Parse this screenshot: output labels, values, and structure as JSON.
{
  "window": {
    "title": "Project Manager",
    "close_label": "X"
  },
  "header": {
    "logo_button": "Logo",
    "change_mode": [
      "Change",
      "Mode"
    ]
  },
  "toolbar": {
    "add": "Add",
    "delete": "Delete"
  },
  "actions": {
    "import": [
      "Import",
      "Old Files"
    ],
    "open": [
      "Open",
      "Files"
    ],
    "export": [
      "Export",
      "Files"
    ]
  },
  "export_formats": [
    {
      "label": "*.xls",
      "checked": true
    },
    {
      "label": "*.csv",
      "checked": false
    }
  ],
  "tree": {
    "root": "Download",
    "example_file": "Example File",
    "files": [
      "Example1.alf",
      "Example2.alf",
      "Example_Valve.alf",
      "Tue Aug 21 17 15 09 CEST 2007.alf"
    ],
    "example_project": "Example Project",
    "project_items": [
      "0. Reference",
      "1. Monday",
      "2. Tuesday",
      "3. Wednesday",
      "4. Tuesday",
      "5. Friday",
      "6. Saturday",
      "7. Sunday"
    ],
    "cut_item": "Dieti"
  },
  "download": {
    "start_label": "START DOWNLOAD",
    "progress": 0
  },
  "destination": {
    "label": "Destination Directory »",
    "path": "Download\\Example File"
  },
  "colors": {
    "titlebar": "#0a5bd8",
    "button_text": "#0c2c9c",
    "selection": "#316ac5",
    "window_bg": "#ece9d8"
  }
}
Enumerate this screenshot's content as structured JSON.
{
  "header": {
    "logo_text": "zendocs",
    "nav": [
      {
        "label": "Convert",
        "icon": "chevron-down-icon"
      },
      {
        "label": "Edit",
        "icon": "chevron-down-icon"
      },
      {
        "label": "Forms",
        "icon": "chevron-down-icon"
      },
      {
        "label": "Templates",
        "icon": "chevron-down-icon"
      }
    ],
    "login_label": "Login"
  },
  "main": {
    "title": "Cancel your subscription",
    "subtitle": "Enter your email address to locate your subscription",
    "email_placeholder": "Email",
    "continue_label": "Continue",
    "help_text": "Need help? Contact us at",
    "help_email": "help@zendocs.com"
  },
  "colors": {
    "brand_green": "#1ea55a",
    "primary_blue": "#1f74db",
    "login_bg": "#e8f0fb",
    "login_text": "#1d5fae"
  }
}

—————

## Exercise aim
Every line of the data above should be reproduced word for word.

## Response for this exercise
Parse this screenshot: output labels, values, and structure as JSON.
{
  "window": {
    "title": "Project Manager",
    "close_label": "X"
  },
  "header": {
    "logo_button": "Logo",
    "change_mode": [
      "Change",
      "Mode"
    ]
  },
  "toolbar": {
    "add": "Add",
    "delete": "Delete"
  },
  "actions": {
    "import": [
      "Import",
      "Old Files"
    ],
    "open": [
      "Open",
      "Files"
    ],
    "export": [
      "Export",
      "Files"
    ]
  },
  "export_formats": [
    {
      "label": "*.xls",
      "checked": true
    },
    {
      "label": "*.csv",
      "checked": false
    }
  ],
  "tree": {
    "root": "Download",
    "example_file": "Example File",
    "files": [
      "Example1.alf",
      "Example2.alf",
      "Example_Valve.alf",
      "Tue Aug 21 17 15 09 CEST 2007.alf"
    ],
    "example_project": "Example Project",
    "project_items": [
      "0. Reference",
      "1. Monday",
      "2. Tuesday",
      "3. Wednesday",
      "4. Tuesday",
      "5. Friday",
      "6. Saturday",
      "7. Sunday"
    ],
    "cut_item": "Dieti"
  },
  "download": {
    "start_label": "START DOWNLOAD",
    "progress": 0
  },
  "destination": {
    "label": "Destination Directory »",
    "path": "Download\\Example File"
  },
  "colors": {
    "titlebar": "#0a5bd8",
    "button_text": "#0c2c9c",
    "selection": "#316ac5",
    "window_bg": "#ece9d8"
  }
}
Enumerate this screenshot's content as structured JSON.
{
  "header": {
    "logo_text": "zendocs",
    "nav": [
      {
        "label": "Convert",
        "icon": "chevron-down-icon"
      },
      {
        "label": "Edit",
        "icon": "chevron-down-icon"
      },
      {
        "label": "Forms",
        "icon": "chevron-down-icon"
      },
      {
        "label": "Templates",
        "icon": "chevron-down-icon"
      }
    ],
    "login_label": "Login"
  },
  "main": {
    "title": "Cancel your subscription",
    "subtitle": "Enter your email address to locate your subscription",
    "email_placeholder": "Email",
    "continue_label": "Continue",
    "help_text": "Need help? Contact us at",
    "help_email": "help@zendocs.com"
  },
  "colors": {
    "brand_green": "#1ea55a",
    "primary_blue": "#1f74db",
    "login_bg": "#e8f0fb",
    "login_text": "#1d5fae"
  }
}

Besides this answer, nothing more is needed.